(WHAT THIS TASK INVOLVES) Set down the data again exactly. Pictures are not part of the copy.

────

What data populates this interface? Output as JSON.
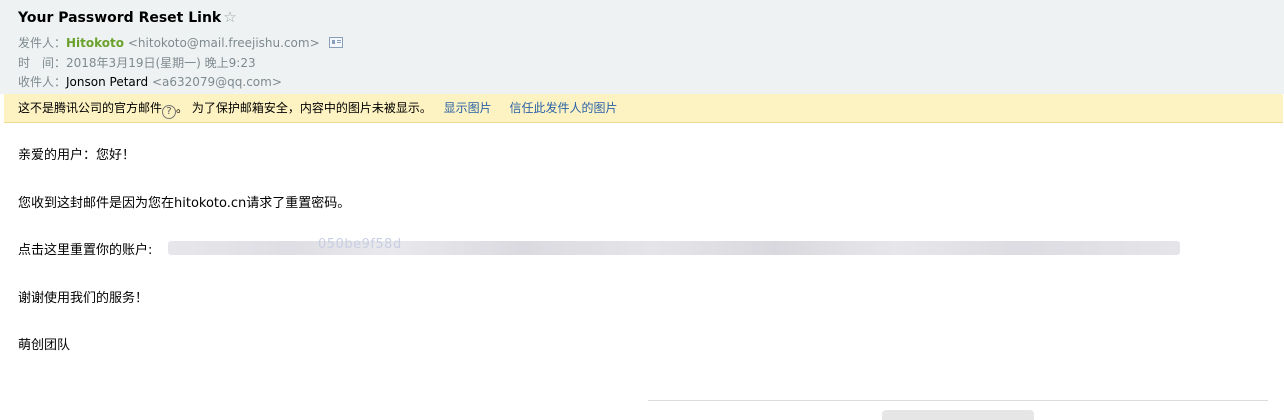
{
  "mail": {
    "subject": "Your Password Reset Link",
    "star_glyph": "☆",
    "from_label": "发件人：",
    "from_name": "Hitokoto",
    "from_address": "<hitokoto@mail.freejishu.com>",
    "time_label": "时　间：",
    "time_value": "2018年3月19日(星期一) 晚上9:23",
    "to_label": "收件人：",
    "to_name": "Jonson Petard",
    "to_address": "<a632079@qq.com>"
  },
  "warning": {
    "text": "这不是腾讯公司的官方邮件",
    "help_glyph": "?",
    "text2": "。 为了保护邮箱安全，内容中的图片未被显示。",
    "show_images": "显示图片",
    "trust_sender": "信任此发件人的图片"
  },
  "body": {
    "greeting": "亲爱的用户：您好！",
    "reason": "您收到这封邮件是因为您在hitokoto.cn请求了重置密码。",
    "link_prefix": "点击这里重置你的账户:",
    "link_visible_fragment": "050be9f58d",
    "thanks": "谢谢使用我们的服务！",
    "signature": "萌创团队"
  },
  "icons": {
    "star": "star-icon",
    "contact_card": "contact-card-icon",
    "help": "help-icon"
  },
  "colors": {
    "header_bg": "#eff2f2",
    "warning_bg": "#fdf2c2",
    "sender_name": "#6aa22d",
    "link": "#2a62a8"
  }
}
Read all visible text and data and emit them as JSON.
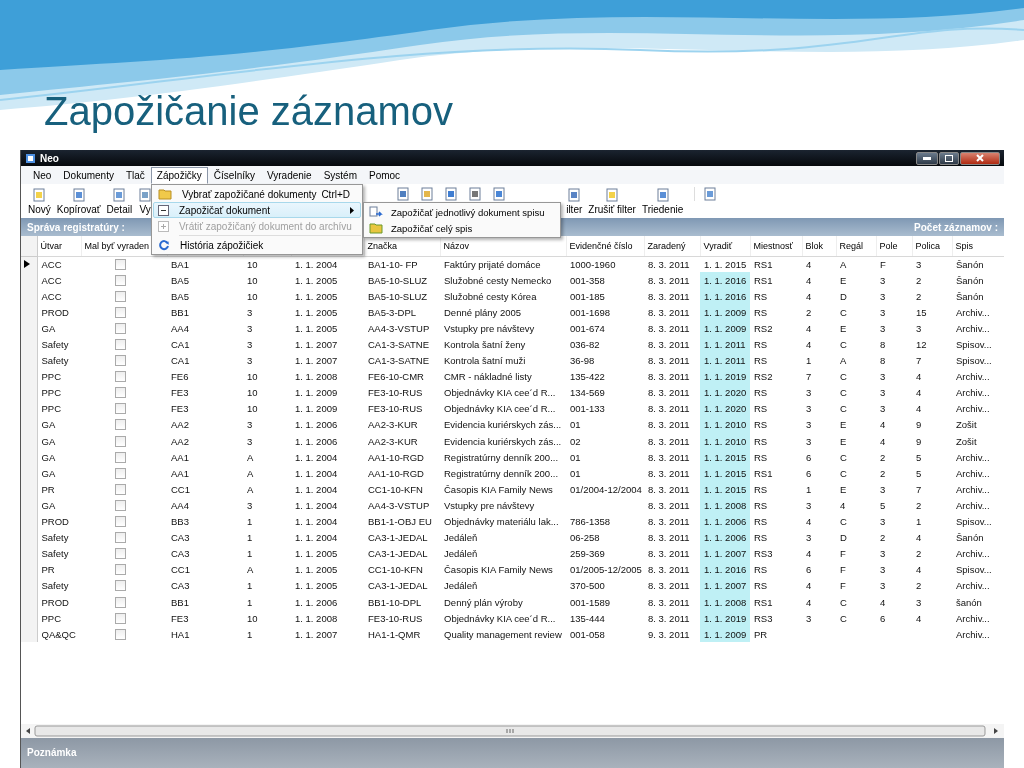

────

(TASK RESPONSE)
What data populates this interface? Output as JSON.
{
  "mail": {
    "subject": "Your Password Reset Link",
    "star_glyph": "☆",
    "from_label": "发件人：",
    "from_name": "Hitokoto",
    "from_address": "<hitokoto@mail.freejishu.com>",
    "time_label": "时　间：",
    "time_value": "2018年3月19日(星期一) 晚上9:23",
    "to_label": "收件人：",
    "to_name": "Jonson Petard",
    "to_address": "<a632079@qq.com>"
  },
  "warning": {
    "text": "这不是腾讯公司的官方邮件",
    "help_glyph": "?",
    "text2": "。 为了保护邮箱安全，内容中的图片未被显示。",
    "show_images": "显示图片",
    "trust_sender": "信任此发件人的图片"
  },
  "body": {
    "greeting": "亲爱的用户：您好！",
    "reason": "您收到这封邮件是因为您在hitokoto.cn请求了重置密码。",
    "link_prefix": "点击这里重置你的账户:",
    "link_visible_fragment": "050be9f58d",
    "thanks": "谢谢使用我们的服务！",
    "signature": "萌创团队"
  },
  "icons": {
    "star": "star-icon",
    "contact_card": "contact-card-icon",
    "help": "help-icon"
  },
  "colors": {
    "header_bg": "#eff2f2",
    "warning_bg": "#fdf2c2",
    "sender_name": "#6aa22d",
    "link": "#2a62a8"
  }
}
Read all visible text and data and emit them as JSON.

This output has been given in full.